[Page and application data records]

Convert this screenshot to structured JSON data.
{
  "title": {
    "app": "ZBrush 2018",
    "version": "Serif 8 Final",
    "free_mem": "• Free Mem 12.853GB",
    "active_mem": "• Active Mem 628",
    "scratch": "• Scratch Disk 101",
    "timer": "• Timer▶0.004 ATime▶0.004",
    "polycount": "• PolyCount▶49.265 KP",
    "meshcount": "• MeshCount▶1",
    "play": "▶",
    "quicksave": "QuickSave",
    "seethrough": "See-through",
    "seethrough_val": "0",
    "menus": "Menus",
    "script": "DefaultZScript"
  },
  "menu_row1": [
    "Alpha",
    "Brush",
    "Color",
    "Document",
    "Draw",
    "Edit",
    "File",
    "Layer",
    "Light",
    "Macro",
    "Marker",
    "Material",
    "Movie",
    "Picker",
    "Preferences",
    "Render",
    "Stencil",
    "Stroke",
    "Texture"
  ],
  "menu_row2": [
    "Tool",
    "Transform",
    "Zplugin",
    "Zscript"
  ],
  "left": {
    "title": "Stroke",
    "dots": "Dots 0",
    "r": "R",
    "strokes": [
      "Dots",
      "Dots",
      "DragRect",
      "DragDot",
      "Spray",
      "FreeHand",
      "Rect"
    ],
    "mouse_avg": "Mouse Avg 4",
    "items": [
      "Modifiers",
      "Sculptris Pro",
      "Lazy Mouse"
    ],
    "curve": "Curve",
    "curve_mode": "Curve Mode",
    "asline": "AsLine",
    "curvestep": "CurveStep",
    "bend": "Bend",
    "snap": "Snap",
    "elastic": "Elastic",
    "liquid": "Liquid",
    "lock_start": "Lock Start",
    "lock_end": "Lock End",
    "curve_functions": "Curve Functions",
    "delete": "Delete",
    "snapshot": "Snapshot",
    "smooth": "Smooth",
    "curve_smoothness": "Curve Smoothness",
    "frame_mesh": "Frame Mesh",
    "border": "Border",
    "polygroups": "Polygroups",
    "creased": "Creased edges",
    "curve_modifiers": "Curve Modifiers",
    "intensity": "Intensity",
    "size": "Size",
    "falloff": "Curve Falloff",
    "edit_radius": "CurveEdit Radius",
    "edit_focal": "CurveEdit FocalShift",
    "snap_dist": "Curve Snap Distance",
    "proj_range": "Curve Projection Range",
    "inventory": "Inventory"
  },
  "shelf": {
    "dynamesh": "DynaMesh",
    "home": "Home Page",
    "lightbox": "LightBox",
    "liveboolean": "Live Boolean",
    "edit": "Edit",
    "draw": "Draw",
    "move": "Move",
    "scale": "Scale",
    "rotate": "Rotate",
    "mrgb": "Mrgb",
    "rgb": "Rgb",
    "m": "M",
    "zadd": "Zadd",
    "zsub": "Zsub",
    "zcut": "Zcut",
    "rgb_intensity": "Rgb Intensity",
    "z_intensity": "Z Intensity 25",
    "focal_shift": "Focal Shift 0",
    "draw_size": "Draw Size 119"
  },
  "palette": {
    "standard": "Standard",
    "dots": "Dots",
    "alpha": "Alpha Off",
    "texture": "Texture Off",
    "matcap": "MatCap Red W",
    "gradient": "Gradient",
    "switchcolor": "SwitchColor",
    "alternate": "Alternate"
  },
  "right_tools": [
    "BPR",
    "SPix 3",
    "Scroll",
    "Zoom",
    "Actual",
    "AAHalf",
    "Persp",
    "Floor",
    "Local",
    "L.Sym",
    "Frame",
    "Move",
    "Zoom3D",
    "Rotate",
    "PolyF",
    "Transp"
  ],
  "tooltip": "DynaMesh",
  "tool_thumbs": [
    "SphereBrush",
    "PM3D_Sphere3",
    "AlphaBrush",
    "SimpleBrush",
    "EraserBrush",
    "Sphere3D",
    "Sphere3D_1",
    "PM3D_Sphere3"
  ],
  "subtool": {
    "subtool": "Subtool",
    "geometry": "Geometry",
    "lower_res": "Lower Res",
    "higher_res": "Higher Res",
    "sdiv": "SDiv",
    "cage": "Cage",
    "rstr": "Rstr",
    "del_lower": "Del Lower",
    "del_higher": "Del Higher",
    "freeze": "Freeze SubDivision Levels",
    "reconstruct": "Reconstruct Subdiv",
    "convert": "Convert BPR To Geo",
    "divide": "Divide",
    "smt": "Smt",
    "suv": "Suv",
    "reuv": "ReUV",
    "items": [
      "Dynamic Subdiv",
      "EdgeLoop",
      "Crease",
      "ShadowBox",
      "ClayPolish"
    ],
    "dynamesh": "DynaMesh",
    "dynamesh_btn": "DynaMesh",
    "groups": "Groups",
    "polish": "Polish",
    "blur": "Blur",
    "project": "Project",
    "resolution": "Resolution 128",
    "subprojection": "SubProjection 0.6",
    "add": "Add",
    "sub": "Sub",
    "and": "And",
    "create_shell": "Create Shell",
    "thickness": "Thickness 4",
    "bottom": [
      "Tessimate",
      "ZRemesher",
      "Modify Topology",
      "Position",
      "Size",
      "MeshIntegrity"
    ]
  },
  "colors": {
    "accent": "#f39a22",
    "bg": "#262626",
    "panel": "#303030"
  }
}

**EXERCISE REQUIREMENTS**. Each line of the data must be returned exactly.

**WRITTEN SOLUTION**.
Convert this screenshot to structured JSON data.
{
  "title": {
    "app": "ZBrush 2018",
    "version": "Serif 8 Final",
    "free_mem": "• Free Mem 12.853GB",
    "active_mem": "• Active Mem 628",
    "scratch": "• Scratch Disk 101",
    "timer": "• Timer▶0.004 ATime▶0.004",
    "polycount": "• PolyCount▶49.265 KP",
    "meshcount": "• MeshCount▶1",
    "play": "▶",
    "quicksave": "QuickSave",
    "seethrough": "See-through",
    "seethrough_val": "0",
    "menus": "Menus",
    "script": "DefaultZScript"
  },
  "menu_row1": [
    "Alpha",
    "Brush",
    "Color",
    "Document",
    "Draw",
    "Edit",
    "File",
    "Layer",
    "Light",
    "Macro",
    "Marker",
    "Material",
    "Movie",
    "Picker",
    "Preferences",
    "Render",
    "Stencil",
    "Stroke",
    "Texture"
  ],
  "menu_row2": [
    "Tool",
    "Transform",
    "Zplugin",
    "Zscript"
  ],
  "left": {
    "title": "Stroke",
    "dots": "Dots 0",
    "r": "R",
    "strokes": [
      "Dots",
      "Dots",
      "DragRect",
      "DragDot",
      "Spray",
      "FreeHand",
      "Rect"
    ],
    "mouse_avg": "Mouse Avg 4",
    "items": [
      "Modifiers",
      "Sculptris Pro",
      "Lazy Mouse"
    ],
    "curve": "Curve",
    "curve_mode": "Curve Mode",
    "asline": "AsLine",
    "curvestep": "CurveStep",
    "bend": "Bend",
    "snap": "Snap",
    "elastic": "Elastic",
    "liquid": "Liquid",
    "lock_start": "Lock Start",
    "lock_end": "Lock End",
    "curve_functions": "Curve Functions",
    "delete": "Delete",
    "snapshot": "Snapshot",
    "smooth": "Smooth",
    "curve_smoothness": "Curve Smoothness",
    "frame_mesh": "Frame Mesh",
    "border": "Border",
    "polygroups": "Polygroups",
    "creased": "Creased edges",
    "curve_modifiers": "Curve Modifiers",
    "intensity": "Intensity",
    "size": "Size",
    "falloff": "Curve Falloff",
    "edit_radius": "CurveEdit Radius",
    "edit_focal": "CurveEdit FocalShift",
    "snap_dist": "Curve Snap Distance",
    "proj_range": "Curve Projection Range",
    "inventory": "Inventory"
  },
  "shelf": {
    "dynamesh": "DynaMesh",
    "home": "Home Page",
    "lightbox": "LightBox",
    "liveboolean": "Live Boolean",
    "edit": "Edit",
    "draw": "Draw",
    "move": "Move",
    "scale": "Scale",
    "rotate": "Rotate",
    "mrgb": "Mrgb",
    "rgb": "Rgb",
    "m": "M",
    "zadd": "Zadd",
    "zsub": "Zsub",
    "zcut": "Zcut",
    "rgb_intensity": "Rgb Intensity",
    "z_intensity": "Z Intensity 25",
    "focal_shift": "Focal Shift 0",
    "draw_size": "Draw Size 119"
  },
  "palette": {
    "standard": "Standard",
    "dots": "Dots",
    "alpha": "Alpha Off",
    "texture": "Texture Off",
    "matcap": "MatCap Red W",
    "gradient": "Gradient",
    "switchcolor": "SwitchColor",
    "alternate": "Alternate"
  },
  "right_tools": [
    "BPR",
    "SPix 3",
    "Scroll",
    "Zoom",
    "Actual",
    "AAHalf",
    "Persp",
    "Floor",
    "Local",
    "L.Sym",
    "Frame",
    "Move",
    "Zoom3D",
    "Rotate",
    "PolyF",
    "Transp"
  ],
  "tooltip": "DynaMesh",
  "tool_thumbs": [
    "SphereBrush",
    "PM3D_Sphere3",
    "AlphaBrush",
    "SimpleBrush",
    "EraserBrush",
    "Sphere3D",
    "Sphere3D_1",
    "PM3D_Sphere3"
  ],
  "subtool": {
    "subtool": "Subtool",
    "geometry": "Geometry",
    "lower_res": "Lower Res",
    "higher_res": "Higher Res",
    "sdiv": "SDiv",
    "cage": "Cage",
    "rstr": "Rstr",
    "del_lower": "Del Lower",
    "del_higher": "Del Higher",
    "freeze": "Freeze SubDivision Levels",
    "reconstruct": "Reconstruct Subdiv",
    "convert": "Convert BPR To Geo",
    "divide": "Divide",
    "smt": "Smt",
    "suv": "Suv",
    "reuv": "ReUV",
    "items": [
      "Dynamic Subdiv",
      "EdgeLoop",
      "Crease",
      "ShadowBox",
      "ClayPolish"
    ],
    "dynamesh": "DynaMesh",
    "dynamesh_btn": "DynaMesh",
    "groups": "Groups",
    "polish": "Polish",
    "blur": "Blur",
    "project": "Project",
    "resolution": "Resolution 128",
    "subprojection": "SubProjection 0.6",
    "add": "Add",
    "sub": "Sub",
    "and": "And",
    "create_shell": "Create Shell",
    "thickness": "Thickness 4",
    "bottom": [
      "Tessimate",
      "ZRemesher",
      "Modify Topology",
      "Position",
      "Size",
      "MeshIntegrity"
    ]
  },
  "colors": {
    "accent": "#f39a22",
    "bg": "#262626",
    "panel": "#303030"
  }
}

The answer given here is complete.